__EXERCISE PROMPT__
A faithful copy of every record is needed here. Images must not appear in it.

#### RECORDS PROVIDED

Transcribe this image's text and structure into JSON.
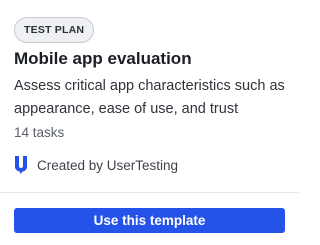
{
  "card": {
    "badge": "TEST PLAN",
    "title": "Mobile app evaluation",
    "description": "Assess critical app characteristics such as appearance, ease of use, and trust",
    "tasks": "14 tasks",
    "creator": {
      "icon": "usertesting-logo-icon",
      "label": "Created by UserTesting"
    },
    "cta_label": "Use this template"
  },
  "colors": {
    "brand": "#2553ea",
    "badge_bg": "#eef0f3",
    "title_text": "#1b1e24"
  }
}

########

__SOLUTION TO THIS EXERCISE__
Transcribe this image's text and structure into JSON.
{
  "card": {
    "badge": "TEST PLAN",
    "title": "Mobile app evaluation",
    "description": "Assess critical app characteristics such as appearance, ease of use, and trust",
    "tasks": "14 tasks",
    "creator": {
      "icon": "usertesting-logo-icon",
      "label": "Created by UserTesting"
    },
    "cta_label": "Use this template"
  },
  "colors": {
    "brand": "#2553ea",
    "badge_bg": "#eef0f3",
    "title_text": "#1b1e24"
  }
}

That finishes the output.